Graphs that show a trend of data should illustrate the trend accurately in its context, rather than illustrating the trend in an exaggerated or sensationalized way. In short, don't draw misleading graphs.

## Incorrect origin of the Y-axis

JUST LOOK AT THAT UPWARD SPIKE! Oh, the bottom line of the graph isn't 0, it's 19 million. The number didn't triple, despite the looks of things.

The most commonly seen "sensationalization" of graphs in the popular media is probably when the graph is drawn with the vertical axis starting not at 0, but somewhere just below the low point in the data being graphed. Both upward and downward trends are exaggerated, for a more exciting look.

For example, the employment data graph to the right, taken from the New Deal article in June 2008, purports to illustrate the level of employment in the United States of America over the years. The amount of employment visually appears to triple from 1933 to 1941. However, the vertical axis begins at 19 million rather than at 0; this disguises the fact that the rise was actually about 56%.

For this reason, the graph to the right is misleading. It is certainly more exciting than the "flatter" equivalent, but to be accurate, the graph should have been created with the vertical axis starting at 0.
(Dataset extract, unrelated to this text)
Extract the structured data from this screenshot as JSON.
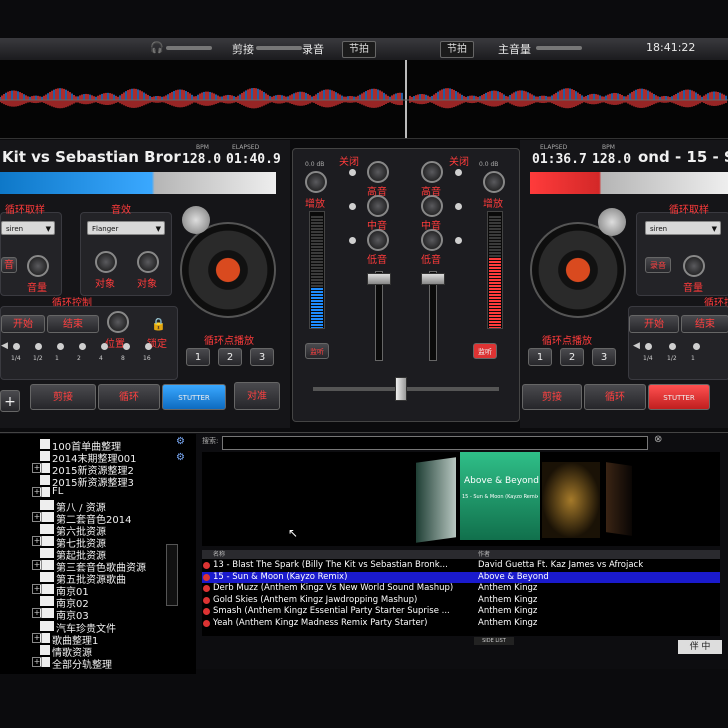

However, one should also avoid insisting on a misleading "0". For example, when plotting the temperature history of Boston, it makes no sense to start the plot at 0 K, since 0 K is far removed from physically obtainable values and will only obscure the actual range of variation. In general, if one needs to use an offset 0, it is advantageous to use labels that are large enough that the offset is legible in the thumbnail.

## Abuse of the X-axis

The rightmost of these two graphs was snipped from the "trough" of the leftmost graph. It would be misleading to use the rightmost snippet to claim to represent data during this time period.

Manipulation of the graph's X-axis can also mislead; see the graph to the right. Both graphs are technically accurate depictions of the data they depict, and do use 0 as the base value of the Y-axis; but the rightmost graph only shows the "trough"; so it would be misleading to claim it depicts typical data over that time period.

The graph might not be misleading if it were specifically labeled in the caption as showing data only from 1/10/2008 to 1/13/2008 — but it's a judgment call whether the wider view would be better anyway.

## Exceptions

Sometimes for purpose of clarity and space efficiency, we need to vary from the above standards; however, editor presenting the graph should be prepared to demonstrate a strong and valid reason for the departure from standards. The underlying reason should be to increase understanding rather than to distort the data.